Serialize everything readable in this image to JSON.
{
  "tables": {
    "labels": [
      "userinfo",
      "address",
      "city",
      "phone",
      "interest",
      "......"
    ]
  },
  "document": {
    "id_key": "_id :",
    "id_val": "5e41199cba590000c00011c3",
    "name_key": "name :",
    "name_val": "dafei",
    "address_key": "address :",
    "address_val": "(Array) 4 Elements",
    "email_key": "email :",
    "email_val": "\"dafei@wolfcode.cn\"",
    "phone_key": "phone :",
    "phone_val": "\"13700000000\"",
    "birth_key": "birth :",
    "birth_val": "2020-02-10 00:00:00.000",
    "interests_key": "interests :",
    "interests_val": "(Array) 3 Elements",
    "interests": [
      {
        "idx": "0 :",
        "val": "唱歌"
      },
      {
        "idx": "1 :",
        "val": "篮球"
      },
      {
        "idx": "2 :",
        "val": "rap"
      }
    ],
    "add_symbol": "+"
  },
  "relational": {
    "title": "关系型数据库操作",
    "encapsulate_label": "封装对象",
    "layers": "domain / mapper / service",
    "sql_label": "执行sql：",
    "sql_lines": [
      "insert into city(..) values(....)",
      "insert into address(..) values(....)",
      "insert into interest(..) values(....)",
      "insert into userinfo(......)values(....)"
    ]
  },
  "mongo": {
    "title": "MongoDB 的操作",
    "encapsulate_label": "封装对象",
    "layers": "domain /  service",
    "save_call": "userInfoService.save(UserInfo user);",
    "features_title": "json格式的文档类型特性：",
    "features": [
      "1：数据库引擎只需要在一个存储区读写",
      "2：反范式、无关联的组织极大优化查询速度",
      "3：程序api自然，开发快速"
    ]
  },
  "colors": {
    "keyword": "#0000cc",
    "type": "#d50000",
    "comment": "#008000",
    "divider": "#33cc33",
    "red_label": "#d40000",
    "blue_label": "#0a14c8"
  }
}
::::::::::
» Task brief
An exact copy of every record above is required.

» Solved exercise
Serialize everything readable in this image to JSON.
{
  "tables": {
    "labels": [
      "userinfo",
      "address",
      "city",
      "phone",
      "interest",
      "......"
    ]
  },
  "document": {
    "id_key": "_id :",
    "id_val": "5e41199cba590000c00011c3",
    "name_key": "name :",
    "name_val": "dafei",
    "address_key": "address :",
    "address_val": "(Array) 4 Elements",
    "email_key": "email :",
    "email_val": "\"dafei@wolfcode.cn\"",
    "phone_key": "phone :",
    "phone_val": "\"13700000000\"",
    "birth_key": "birth :",
    "birth_val": "2020-02-10 00:00:00.000",
    "interests_key": "interests :",
    "interests_val": "(Array) 3 Elements",
    "interests": [
      {
        "idx": "0 :",
        "val": "唱歌"
      },
      {
        "idx": "1 :",
        "val": "篮球"
      },
      {
        "idx": "2 :",
        "val": "rap"
      }
    ],
    "add_symbol": "+"
  },
  "relational": {
    "title": "关系型数据库操作",
    "encapsulate_label": "封装对象",
    "layers": "domain / mapper / service",
    "sql_label": "执行sql：",
    "sql_lines": [
      "insert into city(..) values(....)",
      "insert into address(..) values(....)",
      "insert into interest(..) values(....)",
      "insert into userinfo(......)values(....)"
    ]
  },
  "mongo": {
    "title": "MongoDB 的操作",
    "encapsulate_label": "封装对象",
    "layers": "domain /  service",
    "save_call": "userInfoService.save(UserInfo user);",
    "features_title": "json格式的文档类型特性：",
    "features": [
      "1：数据库引擎只需要在一个存储区读写",
      "2：反范式、无关联的组织极大优化查询速度",
      "3：程序api自然，开发快速"
    ]
  },
  "colors": {
    "keyword": "#0000cc",
    "type": "#d50000",
    "comment": "#008000",
    "divider": "#33cc33",
    "red_label": "#d40000",
    "blue_label": "#0a14c8"
  }
}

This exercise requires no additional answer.